_What the task asks_.
Determine how many lines in the listing below contain the word "header", then state that number by itself.

_Recorded data_.

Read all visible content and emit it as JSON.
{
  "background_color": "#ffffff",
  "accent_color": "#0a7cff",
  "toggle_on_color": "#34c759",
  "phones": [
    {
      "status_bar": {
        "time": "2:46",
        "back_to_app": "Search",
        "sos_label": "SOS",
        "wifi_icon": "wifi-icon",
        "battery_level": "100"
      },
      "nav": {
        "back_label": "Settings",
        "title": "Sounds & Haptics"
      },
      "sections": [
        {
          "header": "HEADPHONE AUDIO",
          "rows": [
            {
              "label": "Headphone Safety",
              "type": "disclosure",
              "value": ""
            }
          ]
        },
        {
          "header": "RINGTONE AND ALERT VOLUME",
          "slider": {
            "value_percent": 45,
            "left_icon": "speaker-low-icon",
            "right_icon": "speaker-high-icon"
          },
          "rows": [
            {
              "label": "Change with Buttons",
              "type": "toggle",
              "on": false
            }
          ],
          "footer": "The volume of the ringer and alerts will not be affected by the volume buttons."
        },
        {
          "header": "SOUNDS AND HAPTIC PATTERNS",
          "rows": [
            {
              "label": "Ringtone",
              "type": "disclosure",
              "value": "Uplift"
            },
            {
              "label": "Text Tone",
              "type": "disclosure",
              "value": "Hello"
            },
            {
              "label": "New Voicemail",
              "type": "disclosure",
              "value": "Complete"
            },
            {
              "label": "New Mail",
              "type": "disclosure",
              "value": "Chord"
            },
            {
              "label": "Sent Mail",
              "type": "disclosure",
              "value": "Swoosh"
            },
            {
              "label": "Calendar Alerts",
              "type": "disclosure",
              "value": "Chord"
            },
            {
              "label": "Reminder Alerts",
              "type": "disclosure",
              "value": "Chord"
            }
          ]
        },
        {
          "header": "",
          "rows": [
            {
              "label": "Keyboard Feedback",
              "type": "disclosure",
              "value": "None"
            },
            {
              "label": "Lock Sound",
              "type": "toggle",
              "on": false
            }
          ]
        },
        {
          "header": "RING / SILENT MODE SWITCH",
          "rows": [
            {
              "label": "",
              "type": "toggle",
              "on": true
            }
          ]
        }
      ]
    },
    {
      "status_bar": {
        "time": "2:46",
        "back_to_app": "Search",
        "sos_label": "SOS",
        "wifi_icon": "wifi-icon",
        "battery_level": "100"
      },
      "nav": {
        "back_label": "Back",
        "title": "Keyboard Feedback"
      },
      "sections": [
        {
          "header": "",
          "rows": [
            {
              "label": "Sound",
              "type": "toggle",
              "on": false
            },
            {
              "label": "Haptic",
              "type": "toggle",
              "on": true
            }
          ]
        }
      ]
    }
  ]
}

_Final answer_.
6